8. Now adverting to the Prevention of Food Adulteration Act, 1954, it is interesting to note that the Rules framed thereunder permit the use of certain coal tar dyes. In this connection, reference may be made to rule 28 which is exactly the same as clause (2) of part XXII of Fruit Products Order. Rule 29 prohibits the use of coal tar dyes in or upon any food other than those enumerated thereunder and 'fruit products' is under item (f). Rule 30 provides the maximum limit of permitted colours. It provides that any permitted coal tar colours or mixture of coal tar shall not exceed 1.5 grains per pound of the final food or beverage for consumption. The only difference between the provisions of the Fruit Products Order and the Prevention of Food Adulteration Act is in the quantum of the coal tar dye that can be used in a fruit product and that difference too is very nominal. It may be mentioned at this stage that in the present case it is not contended that the coal tar dye in the table sauce is more than the quantum permitted either by the Fruit Products Order or by the Prevention of Food Adulteration Act. What is contended is that the use of coal tar dyes is totally prohibited, a contention which cannot be sustained either under the one or the other provisions and in this situation it is obvious that no charge could have been framed against the petitioners under Section 16(1)(a)(i) of the Prevention of Food Adulteration Act.
9. The position taken by the learned Magistrate is rather anomalous and the only way to satisfactorily resolveit is to hold that the Fruit Products Order must displace the provisions of the Prevention of Food Adulteration Act wherever they are conflict. No person can manufacture a fruit product unless he obtains a licence under the Fruit Products Order and there can be no violation of that order if its provisions are fully complied with. It is difficult to see that if a citizen complies with the provisions of the law he can be held guilty of violating the provisions of another law. Such a situation is unthinkable. Moreover, provisions of Section 6 of the Essential Commodities Act, 1955, which are in the following terms, make it abundantly clear that any order under Section 3 of the said Act shall have effect notwithstanding anything inconsistent therewith contained in any enactment other than this Act:-

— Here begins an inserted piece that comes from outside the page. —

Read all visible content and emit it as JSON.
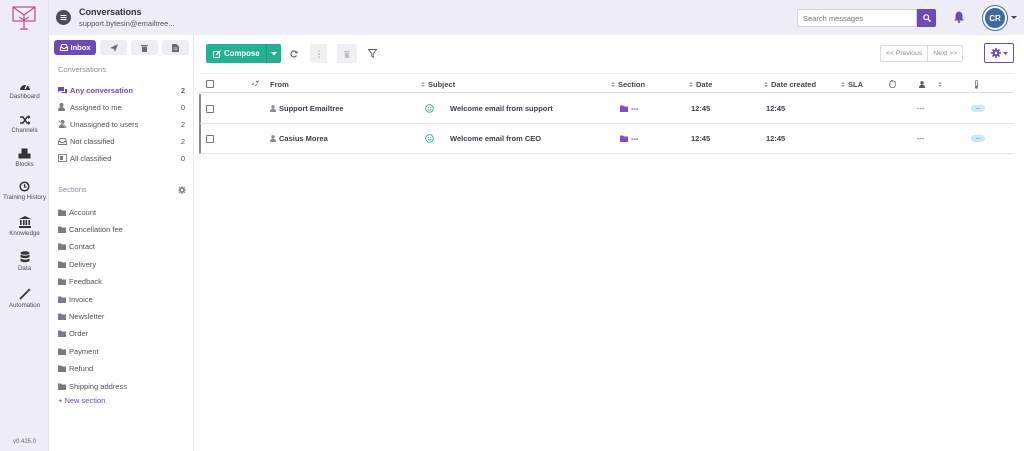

'Any order made under Section 3 shall have effect notwithstanding anything inconsistent therewith contained in any enactment other than this Act or any instrument having effect by virtue of any enactment other than this Act.' The Fruit Products Order being under Section 3, will certainly have an overriding effect so far as the Prevention of Food Adulteration Act is concerned.
10. After giving the matter my careful consideration, I have come to the conclusion that the decision in Raj Kumar's case, Criminal Appeal No. 996 of 1961, D/- 29-10-1962 (Punj) is correct and is not open to question either on principle or authority. The learned counsel for the State did not urge any cogent argument which could in any way make me take the view that the provisions of the Fruit Products Order have to yield to those of the Prevention of Food Adulteration Act. In fact, there is no inconsistency between these two provisions so far as the use of coal tar dyes is concerned. As already indicated, the only difference is the quantum of the coal tar dye and not its use.
11. For the reasons recorded above, the petition is allowed and the charge against the petitioners under Section 16(1)(a)(i) of the Prevention of Food Adulteration Act is quashed.
Harbans Singh, C.J.
12. I agree.
P.C. Jain, J.
13. I agree.
14. Petitioner allowed.